Those of you with no legal background, brace yourselves for this opening line: The Employee Benefits Security Administration (EBSA) – which is housed within the Department of Labor and oversees ERISA – through their Office of Health Plan Standards and Compliance Assistance, states that Parity will be subject to the “anti-abuse” proposed rule – 29 C.F.R. Section 2590.732(a)(2) (69 Fed. Reg. 68,800), that was issued in 2004, under HIPAA. Ouch! Still reading? Good.
What That Means

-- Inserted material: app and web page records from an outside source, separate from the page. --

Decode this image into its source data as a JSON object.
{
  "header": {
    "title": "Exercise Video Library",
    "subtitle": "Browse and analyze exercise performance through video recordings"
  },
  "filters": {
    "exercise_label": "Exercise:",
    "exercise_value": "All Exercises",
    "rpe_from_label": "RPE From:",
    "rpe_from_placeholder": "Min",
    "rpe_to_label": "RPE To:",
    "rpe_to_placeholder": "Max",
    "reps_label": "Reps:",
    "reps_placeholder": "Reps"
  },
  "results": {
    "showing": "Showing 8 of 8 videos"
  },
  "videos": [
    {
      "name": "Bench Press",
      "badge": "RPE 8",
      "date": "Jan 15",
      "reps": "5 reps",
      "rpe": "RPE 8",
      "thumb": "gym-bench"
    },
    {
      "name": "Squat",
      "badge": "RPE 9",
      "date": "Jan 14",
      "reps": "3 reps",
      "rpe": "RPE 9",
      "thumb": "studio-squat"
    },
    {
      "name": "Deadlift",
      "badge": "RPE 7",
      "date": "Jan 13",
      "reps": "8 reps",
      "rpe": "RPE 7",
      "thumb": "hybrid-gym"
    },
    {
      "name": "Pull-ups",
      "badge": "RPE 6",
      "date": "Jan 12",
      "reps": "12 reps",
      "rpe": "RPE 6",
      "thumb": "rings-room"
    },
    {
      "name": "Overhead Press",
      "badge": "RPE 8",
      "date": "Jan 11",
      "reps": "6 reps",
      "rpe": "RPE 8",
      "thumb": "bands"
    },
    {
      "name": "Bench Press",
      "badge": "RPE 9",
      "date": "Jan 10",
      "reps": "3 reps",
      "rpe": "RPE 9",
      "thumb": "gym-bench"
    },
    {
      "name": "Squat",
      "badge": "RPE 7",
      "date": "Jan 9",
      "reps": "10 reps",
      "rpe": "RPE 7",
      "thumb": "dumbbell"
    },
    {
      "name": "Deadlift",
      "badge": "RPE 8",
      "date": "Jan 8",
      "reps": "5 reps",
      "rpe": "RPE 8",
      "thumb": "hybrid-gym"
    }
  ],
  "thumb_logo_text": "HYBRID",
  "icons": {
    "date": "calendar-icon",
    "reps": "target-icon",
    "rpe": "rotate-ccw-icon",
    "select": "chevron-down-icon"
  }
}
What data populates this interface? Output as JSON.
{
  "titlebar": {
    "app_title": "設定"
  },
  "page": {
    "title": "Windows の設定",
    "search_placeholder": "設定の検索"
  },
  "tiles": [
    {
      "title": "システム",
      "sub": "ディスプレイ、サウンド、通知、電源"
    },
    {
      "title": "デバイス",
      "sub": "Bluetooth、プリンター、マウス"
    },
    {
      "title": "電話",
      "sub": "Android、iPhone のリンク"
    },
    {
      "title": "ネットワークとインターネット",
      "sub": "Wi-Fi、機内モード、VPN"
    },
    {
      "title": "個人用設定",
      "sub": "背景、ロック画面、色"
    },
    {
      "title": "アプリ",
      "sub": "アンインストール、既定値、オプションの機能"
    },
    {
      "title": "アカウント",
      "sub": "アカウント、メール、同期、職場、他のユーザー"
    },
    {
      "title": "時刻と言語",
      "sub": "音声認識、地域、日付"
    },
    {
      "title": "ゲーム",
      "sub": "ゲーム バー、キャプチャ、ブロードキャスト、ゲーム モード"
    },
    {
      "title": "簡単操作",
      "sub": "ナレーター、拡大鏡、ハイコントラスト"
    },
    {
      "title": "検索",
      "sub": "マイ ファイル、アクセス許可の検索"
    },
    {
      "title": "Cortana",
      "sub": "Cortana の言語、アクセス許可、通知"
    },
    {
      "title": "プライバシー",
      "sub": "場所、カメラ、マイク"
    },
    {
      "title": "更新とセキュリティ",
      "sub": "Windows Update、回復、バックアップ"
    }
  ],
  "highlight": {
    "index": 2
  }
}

It’s good news and it provides clarification. The proposed rule states that all employer-sponsored medical benefits (including those made possible by employee organizations, trusts and associations) are considered to be a single group health plan. Under the anti-abuse rule, separate and seemingly distinct plans (like a behavioral health carve-out) must be aggregated “to the extent necessary” to prevent employers and other payers from attempting to evade the law and/or any legal requirements under the law.
Practically speaking that means that an employer cannot separate or “divorce” mental health and substance abuse coverage from their medical and surgical plan in the hopes of obviating compliance with the Parity law. If you offer a medical plan and you offer coverage for mental health and substance abuse treatment, then you must comply. A carve-out is only an outsourcing of functions and financial risk. It in no way implies or means that the law’s requirements can be avoided.
It’s a small victory but one worth noting. Some of you may remember an earlier post wherein we discussed the lawyer/consultant in the West advising ERISA groups to simply “carve it out and wait till they catch you later”. Perhaps now, every employer can find appropriate advice and direction. Parity is verifiably affordable and there are many reasonable ways to comply. It’s good for people and it’s good for business. Anyone who has ever run a large business knows what the real cost of untreated behavioral health issues can be.